Recently, I’ve been discovering just how transitive life can be for many people in Indonesia. Let me explain…we have heard of at least five deaths in our neighborhood or affecting our immediate neighbors in the past two weeks. In most of the villages, if someone dies the whole village shuts down to mourn.The day someone dies an announcement is made over the loud speaker from the mosque in the kampung (neighborhood). Immediately the men in the community begin building a wooden box for burial and then they set up plastic chairs and a large tarp so people can come over and be with the family. Most of the neighbors will not work but go to the house of the family in mourning and pay respects/give money or food to the family. This week we have been to two different homes of families in mourning. We sit on the dusty concrete floors surrounded by the grieving and other neighbors to offer our condolences as well as our time, which means so much in this culture. It seems that death, or at least the prospect of death, is before our friends on most days.

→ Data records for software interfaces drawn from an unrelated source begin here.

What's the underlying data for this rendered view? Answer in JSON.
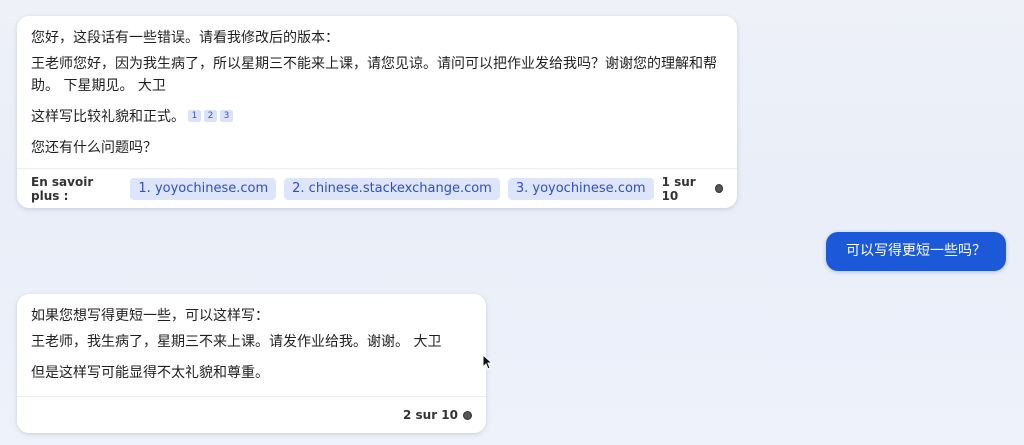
{
  "messages": {
    "bot1": {
      "lines": [
        "您好，这段话有一些错误。请看我修改后的版本：",
        "王老师您好，因为我生病了，所以星期三不能来上课，请您见谅。请问可以把作业发给我吗？谢谢您的理解和帮助。 下星期见。 大卫",
        "这样写比较礼貌和正式。",
        "您还有什么问题吗？"
      ],
      "citations": [
        "1",
        "2",
        "3"
      ],
      "learn_more_label": "En savoir plus :",
      "links": [
        "1. yoyochinese.com",
        "2. chinese.stackexchange.com",
        "3. yoyochinese.com"
      ],
      "pager": "1 sur 10"
    },
    "user": {
      "text": "可以写得更短一些吗？"
    },
    "bot2": {
      "lines": [
        "如果您想写得更短一些，可以这样写：",
        "王老师，我生病了，星期三不来上课。请发作业给我。谢谢。 大卫",
        "但是这样写可能显得不太礼貌和尊重。"
      ],
      "pager": "2 sur 10"
    }
  },
  "colors": {
    "user_bubble": "#1b59d9",
    "link_chip_bg": "#dde5fb",
    "link_chip_text": "#2f4fc2"
  }
}
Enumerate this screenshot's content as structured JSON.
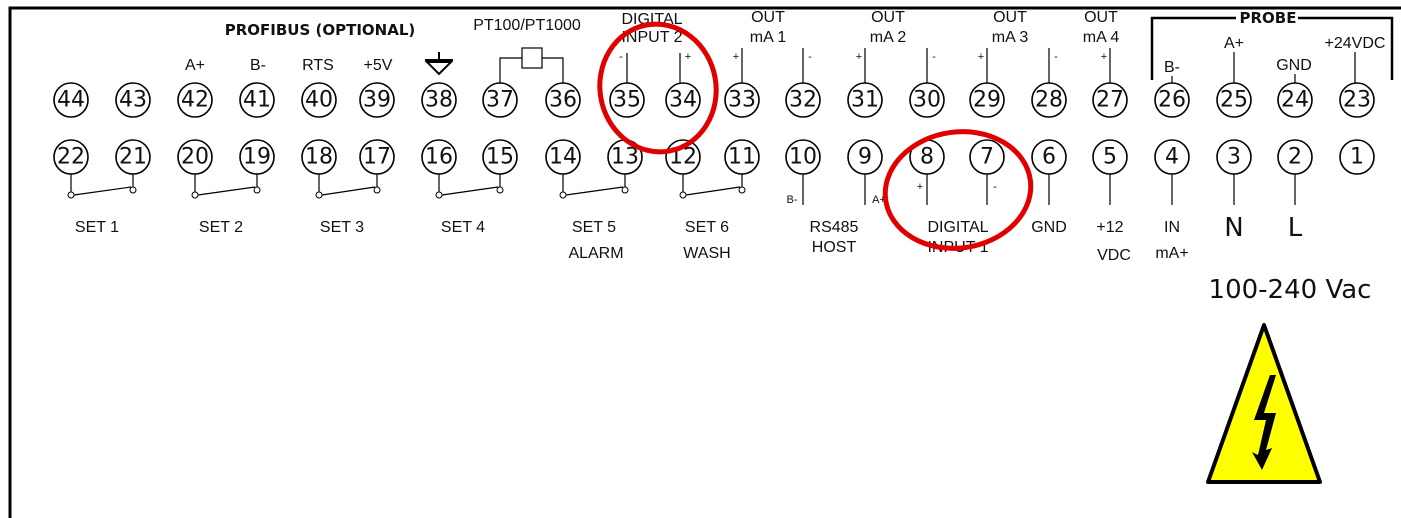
{
  "top_row": [
    "44",
    "43",
    "42",
    "41",
    "40",
    "39",
    "38",
    "37",
    "36",
    "35",
    "34",
    "33",
    "32",
    "31",
    "30",
    "29",
    "28",
    "27",
    "26",
    "25",
    "24",
    "23"
  ],
  "bottom_row": [
    "22",
    "21",
    "20",
    "19",
    "18",
    "17",
    "16",
    "15",
    "14",
    "13",
    "12",
    "11",
    "10",
    "9",
    "8",
    "7",
    "6",
    "5",
    "4",
    "3",
    "2",
    "1"
  ],
  "top_labels": {
    "profibus": "PROFIBUS (OPTIONAL)",
    "a_plus": "A+",
    "b_minus": "B-",
    "rts": "RTS",
    "plus5v": "+5V",
    "pt100": "PT100/PT1000",
    "digital_input2_line1": "DIGITAL",
    "digital_input2_line2": "INPUT 2",
    "out1_line1": "OUT",
    "out1_line2": "mA 1",
    "out2_line1": "OUT",
    "out2_line2": "mA 2",
    "out3_line1": "OUT",
    "out3_line2": "mA 3",
    "out4_line1": "OUT",
    "out4_line2": "mA 4",
    "probe": "PROBE",
    "probe_b_minus": "B-",
    "probe_a_plus": "A+",
    "probe_gnd": "GND",
    "probe_24vdc": "+24VDC",
    "plus": "+",
    "minus": "-"
  },
  "bottom_labels": {
    "set1": "SET 1",
    "set2": "SET 2",
    "set3": "SET 3",
    "set4": "SET 4",
    "set5": "SET 5",
    "alarm": "ALARM",
    "set6": "SET 6",
    "wash": "WASH",
    "rs485": "RS485",
    "host": "HOST",
    "rs_b_minus": "B-",
    "rs_a_plus": "A+",
    "digital_input1_line1": "DIGITAL",
    "digital_input1_line2": "INPUT 1",
    "gnd": "GND",
    "plus12": "+12",
    "vdc": "VDC",
    "in": "IN",
    "ma_plus": "mA+",
    "n": "N",
    "l": "L",
    "plus": "+",
    "minus": "-"
  },
  "voltage": "100-240 Vac",
  "warning_icon": "high-voltage-warning-icon",
  "colors": {
    "highlight": "#e00000",
    "warning_fill": "#ffff00"
  }
}
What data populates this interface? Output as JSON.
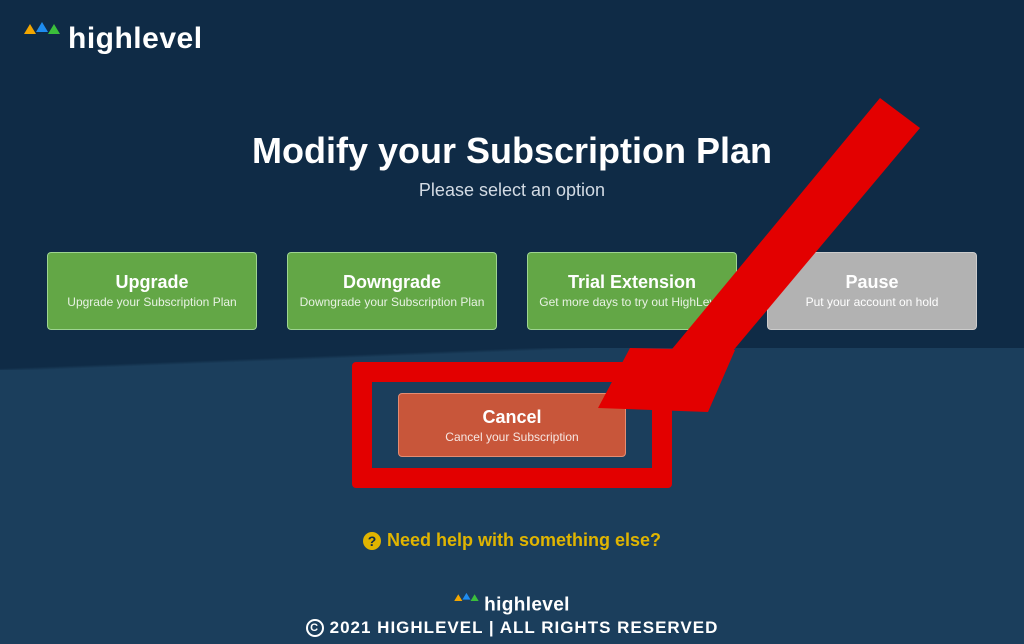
{
  "brand": {
    "name": "highlevel"
  },
  "header": {
    "title": "Modify your Subscription Plan",
    "subtitle": "Please select an option"
  },
  "options": {
    "upgrade": {
      "title": "Upgrade",
      "subtitle": "Upgrade your Subscription Plan"
    },
    "downgrade": {
      "title": "Downgrade",
      "subtitle": "Downgrade your Subscription Plan"
    },
    "trial": {
      "title": "Trial Extension",
      "subtitle": "Get more days to try out HighLevel"
    },
    "pause": {
      "title": "Pause",
      "subtitle": "Put your account on hold"
    },
    "cancel": {
      "title": "Cancel",
      "subtitle": "Cancel your Subscription"
    }
  },
  "help": {
    "text": "Need help with something else?"
  },
  "footer": {
    "copyright": "2021 HIGHLEVEL | ALL RIGHTS RESERVED"
  },
  "colors": {
    "green": "#63a746",
    "gray": "#b2b2b2",
    "cancel": "#c8563a",
    "accentYellow": "#e0b400",
    "annotationRed": "#e30000"
  }
}
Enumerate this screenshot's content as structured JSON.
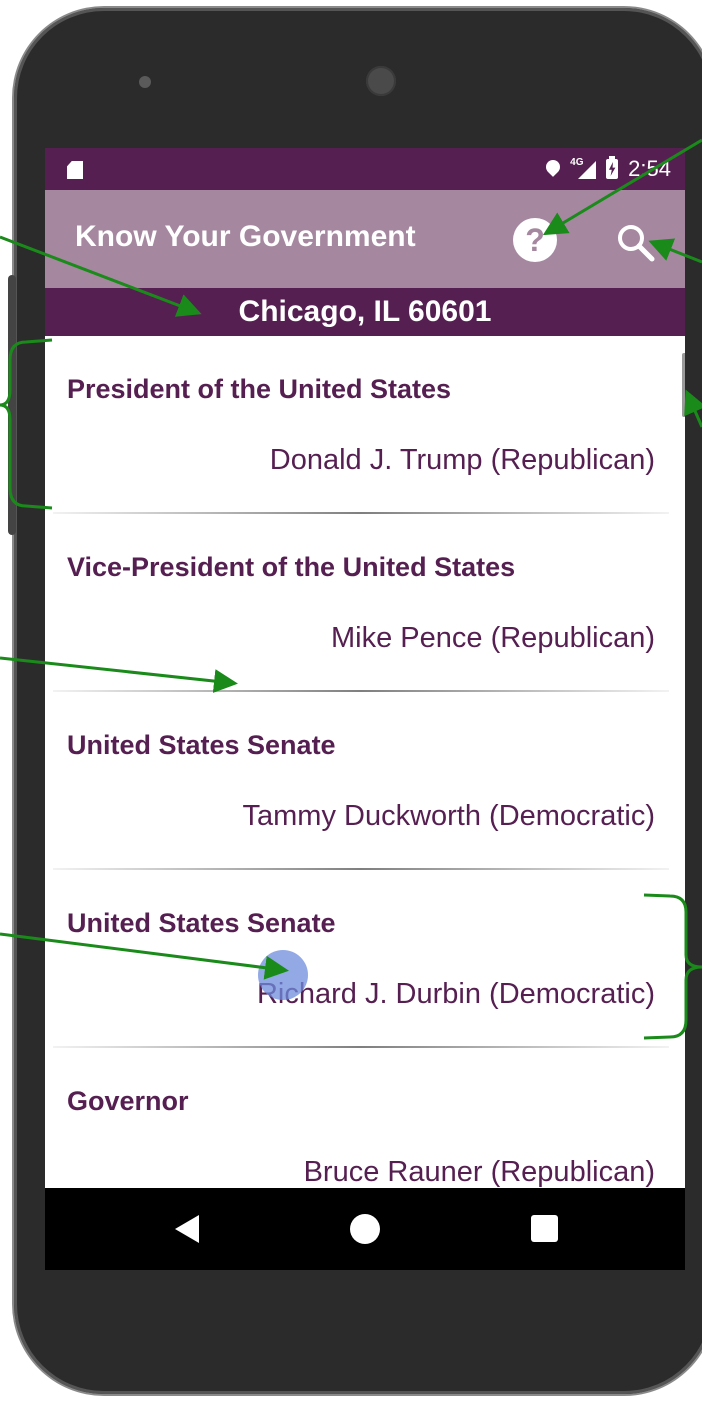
{
  "status_bar": {
    "network": "4G",
    "time": "2:54"
  },
  "app_bar": {
    "title": "Know Your Government",
    "help_icon": "help-circle-icon",
    "search_icon": "search-icon"
  },
  "location": {
    "text": "Chicago, IL 60601"
  },
  "officials": [
    {
      "office": "President of the United States",
      "name": "Donald J. Trump (Republican)"
    },
    {
      "office": "Vice-President of the United States",
      "name": "Mike Pence (Republican)"
    },
    {
      "office": "United States Senate",
      "name": "Tammy Duckworth (Democratic)"
    },
    {
      "office": "United States Senate",
      "name": "Richard J. Durbin (Democratic)"
    },
    {
      "office": "Governor",
      "name": "Bruce Rauner (Republican)"
    }
  ],
  "colors": {
    "primary_dark": "#561f51",
    "primary_light": "#a5889f",
    "annotation": "#1a8a1a"
  }
}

Two days ago Jess had an assignment from school to ask our neighbors about insurance in Indonesia. She went to her close friend, our next-door-neighbor. After an interesting discussion about health insurance in Indonesia our friend began to cry. She shared that she is the youngest of five children and that all four of her older siblings have already died, leaving her nieces and nephews motherless or fatherless. Through tears of a truly broken heart our friend shared her disappointment with health care in our area and how it cost her dearly. She said she wished that her sister, who died young of cancer could have had the opportunity to travel to another country to receive medical care. She said she still wonders why things couldn’t have gone better for her siblings in terms of health care. She said that many nights she still misses them and cries for them. The longer you live here the more you see it, death is so much more a part of everyday life and hope is hard to come by. Continue reading Things To Remember